The leap-forward imperative was underscored by the Liberation Army Daily in a commentary late last month. “It would not do to follow other countries’ [technological] development in a step by step fashion,” the paper said. It added that it would be misguided to try to achieve full mechanization first before going after state-of-the-art standards in electronics and IT. This old path, the Daily said, would merely “widen the gap between the PLA and armies in advanced countries.” It pointed out that mechanization and digitization could be achieved together.
Domestically, the new emphasis on fast-track PLA modernization means that more resources in civilian sectors will be devoted to military research and development (R&D). This dovetails with Chairman Mao’s old teaching about the necessity to “integrate war-time and peace-time requirements.” Expenditure on defense-related R&D carried out by civilian departments in areas including electronics and astronautics is not included in the published army budget. And it is thus difficult for the outside world to estimate the full extent of the financial outlay that the CCP leadership has earmarked for upgrading the PLA arsenal.
Aggressive defense modernization also has obvious foreign policy implications. Foremost is the fast-developing military relationship with Russia, China’s major supplier of sophisticated weapons ranging from jet fighters to submarines. Talking about his visit to Russia at the end of May, President Hu said Beijing was committed to “assiduously raising the Sino-Russian strategic partnership of cooperation to new and higher levels.” Apart from holding talks with his counterpart, Russian President Vladimir Putin, Hu also toured such hi-tech facilities as a Russian rocket manufacturer. The joint statement issued by Presidents Hu and Putin on May 27 referred to the imperative of further consolidating the two countries “strategic, cooperative partnership.”
Because Hu’s visit was not military in nature–and due also to the sensitivity of the issue of PLA modernization–neither the Hu entourage nor its hosts played up the progress in Sino-Russian military cooperation. However, the Hu-Putin communique cited the need to pursue closer ties in the following areas: “economy and trade, military technology, science and technology, energy, transport, nuclear energy, finance, aeronautics, astronautics, as well as information technology.” Since most of the above items have a defense-related connotation, it is not difficult to gauge the extent to which the Chinese party and military leadership is looking to Moscow for help in the PLA’s new leap forward.

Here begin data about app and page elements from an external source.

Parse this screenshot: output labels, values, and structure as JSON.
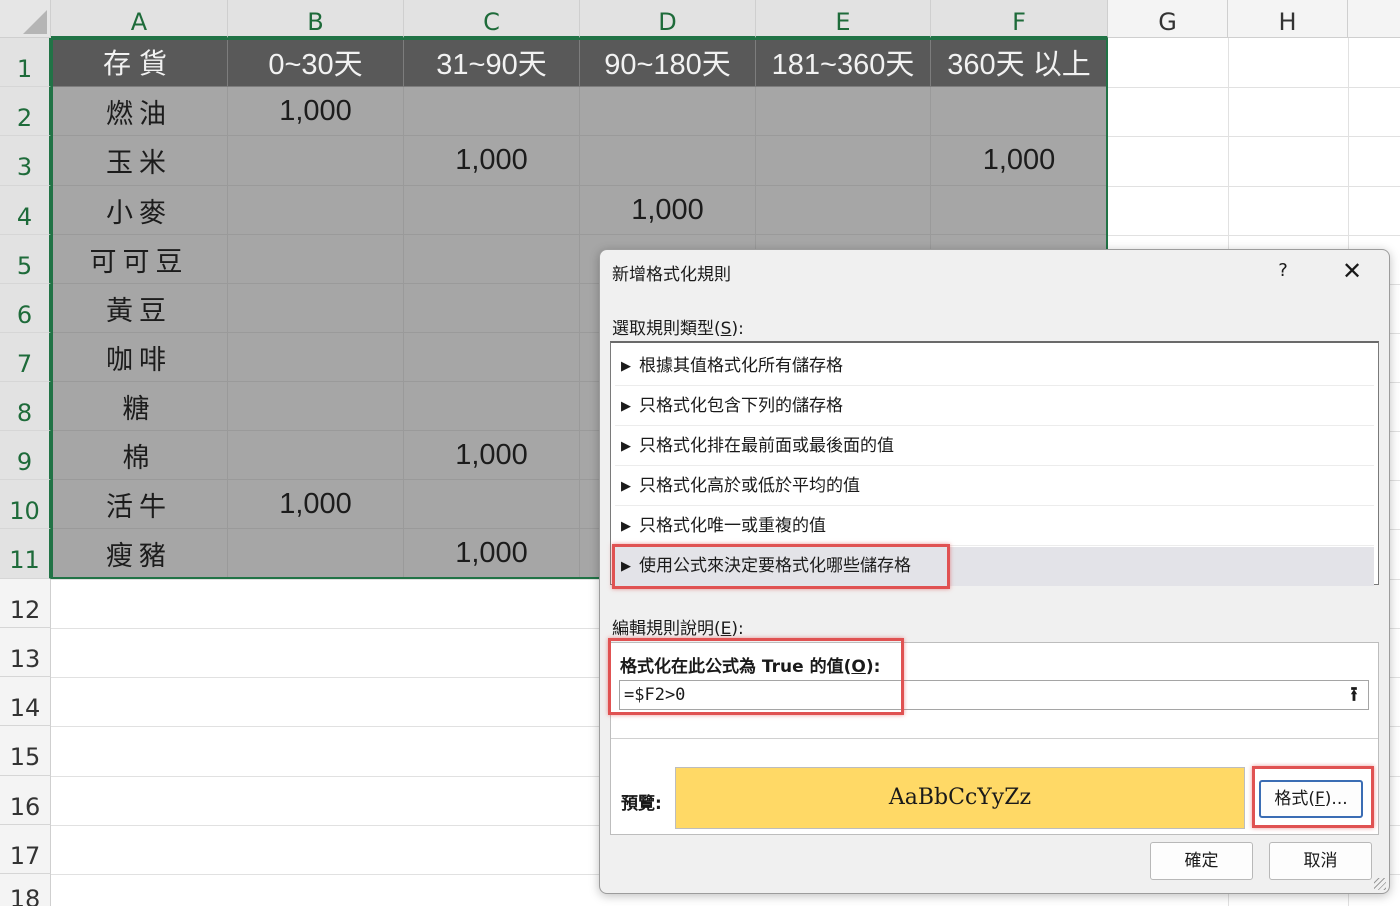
{
  "columns": [
    "A",
    "B",
    "C",
    "D",
    "E",
    "F",
    "G",
    "H"
  ],
  "rows": [
    "1",
    "2",
    "3",
    "4",
    "5",
    "6",
    "7",
    "8",
    "9",
    "10",
    "11",
    "12",
    "13",
    "14",
    "15",
    "16",
    "17",
    "18"
  ],
  "table": {
    "headers": [
      "存貨",
      "0~30天",
      "31~90天",
      "90~180天",
      "181~360天",
      "360天 以上"
    ],
    "rows": [
      [
        "燃油",
        "1,000",
        "",
        "",
        "",
        ""
      ],
      [
        "玉米",
        "",
        "1,000",
        "",
        "",
        "1,000"
      ],
      [
        "小麥",
        "",
        "",
        "1,000",
        "",
        ""
      ],
      [
        "可可豆",
        "",
        "",
        "",
        "",
        ""
      ],
      [
        "黃豆",
        "",
        "",
        "",
        "",
        ""
      ],
      [
        "咖啡",
        "",
        "",
        "",
        "",
        ""
      ],
      [
        "糖",
        "",
        "",
        "",
        "",
        ""
      ],
      [
        "棉",
        "",
        "1,000",
        "",
        "",
        ""
      ],
      [
        "活牛",
        "1,000",
        "",
        "",
        "",
        ""
      ],
      [
        "瘦豬",
        "",
        "1,000",
        "",
        "",
        ""
      ]
    ]
  },
  "dialog": {
    "title": "新增格式化規則",
    "help": "?",
    "close": "✕",
    "rule_type_label": "選取規則類型(",
    "rule_type_key": "S",
    "rule_type_suffix": "):",
    "rule_types": [
      "根據其值格式化所有儲存格",
      "只格式化包含下列的儲存格",
      "只格式化排在最前面或最後面的值",
      "只格式化高於或低於平均的值",
      "只格式化唯一或重複的值",
      "使用公式來決定要格式化哪些儲存格"
    ],
    "selected_rule_index": 5,
    "edit_label": "編輯規則說明(",
    "edit_key": "E",
    "edit_suffix": "):",
    "formula_label": "格式化在此公式為 True 的值(",
    "formula_key": "O",
    "formula_suffix": "):",
    "formula_value": "=$F2>0",
    "preview_label": "預覽:",
    "preview_text": "AaBbCcYyZz",
    "preview_color": "#ffd966",
    "format_button": "格式(",
    "format_key": "F",
    "format_suffix": ")...",
    "ok_button": "確定",
    "cancel_button": "取消"
  },
  "icons": {
    "triangle": "▶",
    "collapse": "⭱"
  },
  "colors": {
    "header_fill": "#595959",
    "body_fill": "#a6a6a6",
    "selection_border": "#217346",
    "highlight_box": "#e05252"
  }
}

Moreover, there were reports in Russia that Defense Minister General Cao Gangchuan was in Moscow at the time of the Hu visit to discuss military cooperation. It is significant that General Cao, a CMC vice-chairman with special responsibility for arms procurement, is the only member of the CCP Politburo to have been trained in the former Soviet Union.
According to the Russian news agency Interfax-AVN, Cao held discussions on military and technological cooperation with military units that included the state-owned Rosoboroneksport arms trading company. The agency quoted Konstantin Makienko, the deputy director of the Moscow-based Center for Analysis of Strategies and Technologies. He reportedly said that the PLA was particularly interested in areas that included upgrading the avionics of Su-27 and Su-30 jet fighters, and also in procuring anti-submarine missiles and ship-borne air defense missiles.
Willy Wo-Lap Lam, one of Asia’s best known journalists and authors, is a senior China analyst at CNN’s Asia-Pacific Office in Hong Kong.